Americans may be wondering if there is something to President Donald Trump’s persistent criticism of U.S. Federal Reserve Chairman Jerome Powell after markets closed for the Christmas Day holiday in a virtual financial panic.
The Dow Jones Industrial Average suffered its worst day of Christmas Eve trading ever, falling over 640 points. Analysts blamed Secretary of the Treasury Steven Mnuchin for announcing Sunday evening on Twitter that he had “convened individual calls with the CEOs of the nation’s six largest banks” and that he had determined that they “have ample liquidity available for lending to consumer, business markets, and all other market operations.”
That implied there had been good reason for worry — and, indeed, there may have been, after the Fed raised interest rates by 0.25% on Friday for the fourth time this year.
While almost all of the data — aside from the stock markets — still point to a robust economy, the rising interest rates have evidently weighed heavily on companies that took out large amounts of debt during the long period of quantitative easing that followed the Great Recession of 2007-9.
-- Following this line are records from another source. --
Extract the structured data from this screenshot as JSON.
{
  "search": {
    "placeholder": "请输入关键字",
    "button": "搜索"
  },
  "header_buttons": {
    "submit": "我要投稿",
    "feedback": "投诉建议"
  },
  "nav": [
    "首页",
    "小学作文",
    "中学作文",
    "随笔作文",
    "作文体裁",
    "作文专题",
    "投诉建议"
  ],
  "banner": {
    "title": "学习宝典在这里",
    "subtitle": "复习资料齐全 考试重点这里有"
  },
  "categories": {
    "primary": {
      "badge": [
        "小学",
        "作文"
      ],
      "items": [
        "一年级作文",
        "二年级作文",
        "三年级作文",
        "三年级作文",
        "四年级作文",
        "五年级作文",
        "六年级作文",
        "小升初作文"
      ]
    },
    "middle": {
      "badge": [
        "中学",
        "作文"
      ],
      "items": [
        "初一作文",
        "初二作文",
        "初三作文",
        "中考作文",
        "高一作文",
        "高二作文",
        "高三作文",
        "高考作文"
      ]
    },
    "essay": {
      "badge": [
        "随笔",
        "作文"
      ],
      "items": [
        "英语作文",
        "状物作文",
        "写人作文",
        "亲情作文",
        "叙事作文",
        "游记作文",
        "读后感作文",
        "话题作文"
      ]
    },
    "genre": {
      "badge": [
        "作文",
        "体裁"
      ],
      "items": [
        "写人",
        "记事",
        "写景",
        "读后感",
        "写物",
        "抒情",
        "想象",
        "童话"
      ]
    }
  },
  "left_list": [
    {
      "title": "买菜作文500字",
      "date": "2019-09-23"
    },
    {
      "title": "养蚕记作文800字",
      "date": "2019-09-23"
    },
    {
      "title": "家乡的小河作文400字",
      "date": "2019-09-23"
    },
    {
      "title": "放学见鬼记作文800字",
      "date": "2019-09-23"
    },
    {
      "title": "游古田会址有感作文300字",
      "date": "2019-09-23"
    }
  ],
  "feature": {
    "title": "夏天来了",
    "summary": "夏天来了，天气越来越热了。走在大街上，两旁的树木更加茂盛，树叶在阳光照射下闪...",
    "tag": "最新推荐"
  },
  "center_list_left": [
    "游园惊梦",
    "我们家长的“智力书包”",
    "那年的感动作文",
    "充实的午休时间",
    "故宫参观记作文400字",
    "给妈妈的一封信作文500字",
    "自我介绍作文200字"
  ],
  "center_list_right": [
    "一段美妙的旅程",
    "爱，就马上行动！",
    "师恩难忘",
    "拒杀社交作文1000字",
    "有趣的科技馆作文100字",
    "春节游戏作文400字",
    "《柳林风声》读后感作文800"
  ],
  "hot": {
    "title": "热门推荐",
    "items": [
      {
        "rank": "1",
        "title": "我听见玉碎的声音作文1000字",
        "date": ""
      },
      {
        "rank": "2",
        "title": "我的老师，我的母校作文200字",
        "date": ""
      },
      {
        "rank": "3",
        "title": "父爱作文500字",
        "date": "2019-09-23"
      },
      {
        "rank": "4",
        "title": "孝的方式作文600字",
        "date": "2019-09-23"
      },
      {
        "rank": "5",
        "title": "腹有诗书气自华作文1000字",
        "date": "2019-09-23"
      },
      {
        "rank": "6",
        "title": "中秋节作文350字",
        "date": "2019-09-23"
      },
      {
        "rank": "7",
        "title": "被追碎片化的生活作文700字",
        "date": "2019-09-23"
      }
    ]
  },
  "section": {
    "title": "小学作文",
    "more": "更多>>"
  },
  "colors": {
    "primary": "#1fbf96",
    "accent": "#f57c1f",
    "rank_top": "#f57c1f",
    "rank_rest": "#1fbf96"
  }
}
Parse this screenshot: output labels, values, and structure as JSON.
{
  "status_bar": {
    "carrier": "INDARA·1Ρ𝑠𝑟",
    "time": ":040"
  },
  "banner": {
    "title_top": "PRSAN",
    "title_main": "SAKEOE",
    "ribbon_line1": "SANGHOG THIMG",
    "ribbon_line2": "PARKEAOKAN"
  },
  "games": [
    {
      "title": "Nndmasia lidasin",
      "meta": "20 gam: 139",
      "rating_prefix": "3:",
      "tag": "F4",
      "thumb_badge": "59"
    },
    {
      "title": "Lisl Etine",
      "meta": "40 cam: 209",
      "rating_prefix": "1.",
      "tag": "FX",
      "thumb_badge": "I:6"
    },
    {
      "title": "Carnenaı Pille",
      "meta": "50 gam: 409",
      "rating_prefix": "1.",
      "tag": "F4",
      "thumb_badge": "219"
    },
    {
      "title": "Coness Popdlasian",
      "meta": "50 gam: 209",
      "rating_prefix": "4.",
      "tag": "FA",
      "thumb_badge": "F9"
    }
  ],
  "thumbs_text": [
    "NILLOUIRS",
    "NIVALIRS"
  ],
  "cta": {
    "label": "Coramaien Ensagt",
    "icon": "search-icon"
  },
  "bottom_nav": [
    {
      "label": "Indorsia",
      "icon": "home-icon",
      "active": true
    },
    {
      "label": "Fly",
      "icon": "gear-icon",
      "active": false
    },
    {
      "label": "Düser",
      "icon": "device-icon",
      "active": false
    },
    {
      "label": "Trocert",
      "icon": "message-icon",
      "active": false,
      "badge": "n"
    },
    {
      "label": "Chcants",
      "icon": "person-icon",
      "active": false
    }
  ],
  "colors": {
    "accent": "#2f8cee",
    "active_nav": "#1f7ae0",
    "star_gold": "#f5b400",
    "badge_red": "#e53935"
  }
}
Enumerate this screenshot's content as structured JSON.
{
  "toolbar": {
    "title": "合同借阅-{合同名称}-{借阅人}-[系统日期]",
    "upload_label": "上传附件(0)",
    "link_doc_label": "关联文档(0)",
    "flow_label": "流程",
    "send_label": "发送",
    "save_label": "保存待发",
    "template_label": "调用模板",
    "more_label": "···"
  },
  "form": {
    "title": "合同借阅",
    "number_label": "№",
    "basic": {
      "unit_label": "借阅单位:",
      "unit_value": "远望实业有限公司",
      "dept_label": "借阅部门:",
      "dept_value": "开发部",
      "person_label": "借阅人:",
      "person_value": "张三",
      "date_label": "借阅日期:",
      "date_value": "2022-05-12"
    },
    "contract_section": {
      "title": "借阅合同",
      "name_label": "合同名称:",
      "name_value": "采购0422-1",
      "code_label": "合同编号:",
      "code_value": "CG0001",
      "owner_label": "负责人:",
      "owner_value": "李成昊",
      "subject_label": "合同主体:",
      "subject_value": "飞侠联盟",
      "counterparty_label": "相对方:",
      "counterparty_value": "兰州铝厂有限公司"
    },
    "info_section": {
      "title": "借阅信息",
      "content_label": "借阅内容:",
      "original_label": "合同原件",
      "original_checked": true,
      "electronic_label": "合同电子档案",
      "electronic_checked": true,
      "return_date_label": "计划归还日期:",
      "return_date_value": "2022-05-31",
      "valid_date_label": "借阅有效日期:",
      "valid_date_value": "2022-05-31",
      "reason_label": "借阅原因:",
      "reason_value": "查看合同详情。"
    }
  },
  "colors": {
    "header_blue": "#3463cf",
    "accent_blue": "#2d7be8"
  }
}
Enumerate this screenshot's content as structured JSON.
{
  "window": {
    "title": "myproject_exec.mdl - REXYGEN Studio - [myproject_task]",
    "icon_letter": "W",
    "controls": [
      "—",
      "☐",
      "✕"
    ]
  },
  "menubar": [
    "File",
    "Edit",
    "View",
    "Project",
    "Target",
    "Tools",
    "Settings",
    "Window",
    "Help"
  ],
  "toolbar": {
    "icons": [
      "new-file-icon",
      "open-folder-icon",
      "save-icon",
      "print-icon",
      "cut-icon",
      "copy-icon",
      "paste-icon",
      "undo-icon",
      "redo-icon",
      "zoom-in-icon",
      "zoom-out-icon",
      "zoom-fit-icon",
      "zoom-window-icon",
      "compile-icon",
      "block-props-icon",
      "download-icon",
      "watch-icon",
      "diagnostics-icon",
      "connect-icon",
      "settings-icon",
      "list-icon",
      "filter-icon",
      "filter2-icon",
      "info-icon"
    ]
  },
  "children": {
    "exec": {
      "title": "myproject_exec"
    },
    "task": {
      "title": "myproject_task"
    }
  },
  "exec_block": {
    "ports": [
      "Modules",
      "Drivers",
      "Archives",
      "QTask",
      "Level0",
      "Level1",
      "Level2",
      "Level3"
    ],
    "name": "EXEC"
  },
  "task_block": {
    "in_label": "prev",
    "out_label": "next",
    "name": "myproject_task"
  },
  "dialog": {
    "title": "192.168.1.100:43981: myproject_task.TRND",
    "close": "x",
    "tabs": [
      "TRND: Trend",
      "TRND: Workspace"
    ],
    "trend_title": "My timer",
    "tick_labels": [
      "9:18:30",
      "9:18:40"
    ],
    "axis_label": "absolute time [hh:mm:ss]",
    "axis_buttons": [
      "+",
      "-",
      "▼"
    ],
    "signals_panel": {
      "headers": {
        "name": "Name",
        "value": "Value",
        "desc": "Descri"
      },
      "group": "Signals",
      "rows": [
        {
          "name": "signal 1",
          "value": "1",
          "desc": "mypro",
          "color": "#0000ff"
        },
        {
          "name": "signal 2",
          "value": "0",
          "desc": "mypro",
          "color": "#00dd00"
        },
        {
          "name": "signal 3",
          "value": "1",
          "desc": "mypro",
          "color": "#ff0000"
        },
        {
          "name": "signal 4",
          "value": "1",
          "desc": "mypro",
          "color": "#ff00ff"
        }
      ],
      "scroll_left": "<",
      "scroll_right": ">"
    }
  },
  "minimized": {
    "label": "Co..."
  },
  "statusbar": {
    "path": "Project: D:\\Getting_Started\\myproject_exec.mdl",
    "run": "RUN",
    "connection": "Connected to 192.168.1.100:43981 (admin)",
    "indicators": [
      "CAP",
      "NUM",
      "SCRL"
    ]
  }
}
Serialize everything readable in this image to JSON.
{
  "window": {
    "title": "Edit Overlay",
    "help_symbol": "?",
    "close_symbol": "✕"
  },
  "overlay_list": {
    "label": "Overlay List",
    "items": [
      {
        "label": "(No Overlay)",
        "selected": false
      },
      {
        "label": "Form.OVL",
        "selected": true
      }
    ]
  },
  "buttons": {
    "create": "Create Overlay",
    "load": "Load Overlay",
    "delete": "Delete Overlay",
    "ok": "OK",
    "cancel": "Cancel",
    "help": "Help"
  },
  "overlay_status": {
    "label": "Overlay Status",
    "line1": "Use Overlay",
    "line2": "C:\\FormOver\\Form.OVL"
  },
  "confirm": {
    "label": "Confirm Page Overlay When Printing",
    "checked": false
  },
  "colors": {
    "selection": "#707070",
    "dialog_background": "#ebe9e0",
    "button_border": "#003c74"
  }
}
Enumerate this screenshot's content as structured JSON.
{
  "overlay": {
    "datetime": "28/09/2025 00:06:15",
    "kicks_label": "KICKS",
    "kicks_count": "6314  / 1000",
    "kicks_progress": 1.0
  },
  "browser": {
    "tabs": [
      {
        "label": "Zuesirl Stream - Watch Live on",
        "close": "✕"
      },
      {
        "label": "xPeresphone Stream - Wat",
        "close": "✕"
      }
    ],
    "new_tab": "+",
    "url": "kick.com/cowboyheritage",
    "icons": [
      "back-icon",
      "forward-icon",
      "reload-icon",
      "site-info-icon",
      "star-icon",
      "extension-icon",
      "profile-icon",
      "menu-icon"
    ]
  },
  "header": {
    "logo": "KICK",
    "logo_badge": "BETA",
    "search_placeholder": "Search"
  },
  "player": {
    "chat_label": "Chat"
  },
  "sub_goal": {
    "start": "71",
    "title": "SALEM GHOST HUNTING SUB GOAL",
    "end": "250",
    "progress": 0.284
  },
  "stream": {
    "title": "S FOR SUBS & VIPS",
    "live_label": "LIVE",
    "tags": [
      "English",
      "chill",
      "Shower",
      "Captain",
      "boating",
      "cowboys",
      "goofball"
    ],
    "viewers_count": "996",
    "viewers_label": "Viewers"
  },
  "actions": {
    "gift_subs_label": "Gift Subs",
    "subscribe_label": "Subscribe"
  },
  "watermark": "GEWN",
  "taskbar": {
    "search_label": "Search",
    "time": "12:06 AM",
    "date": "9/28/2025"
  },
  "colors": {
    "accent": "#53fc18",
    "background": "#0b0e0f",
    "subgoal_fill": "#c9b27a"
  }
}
So despite the strongest job market in decades, rising wages, and economic growth well above three percent, Wall Street worries about liquidity threaten to put an end to the good times — thanks, in large part, to Powell and the Fed.
Some Trump supporters could be forgiven for suspecting a political motive — especially since some noted Trump-haters celebrated the market slide in the hope it will “shake Republican support for Trump.” The drop in confidence also coincided with Democrats winning the U.S. House in November, promising tax hikes and more regulations.
Ironically, the Fed may be doing exactly what it is supposed to do, according to the basic doctrines of Economics 101. Students in high school economics courses are taught the famous dictum of Fed chair William McChesney Martin, which is that the Fed’s job is “to take away the punch bowl just as the party gets going” — i.e. to slow exuberant markets lest they overheat and crash. Better to come down slowly than all at once, the thinking goes.
Likewise, the Fed may also be taking advantage of the strong economy to disentangle itself from private industry, and to build up interest rates that it can lower later in a recession. The danger is that Powell may be doing too much too quickly — leading to the very recession the Fed’s actions, theoretically, are supposed to prevent.
Stocks may well rebound in the new year. But for now, Powell has put a giant lump of coal in America’s Christmas stocking.
Joel B. Pollak is Senior Editor-at-Large at Breitbart News. He is a winner of the 2018 Robert Novak Journalism Alumni Fellowship. He is also the co-author of How Trump Won: The Inside Story of a Revolution, which is available from Regnery. Follow him on Twitter at @joelpollak.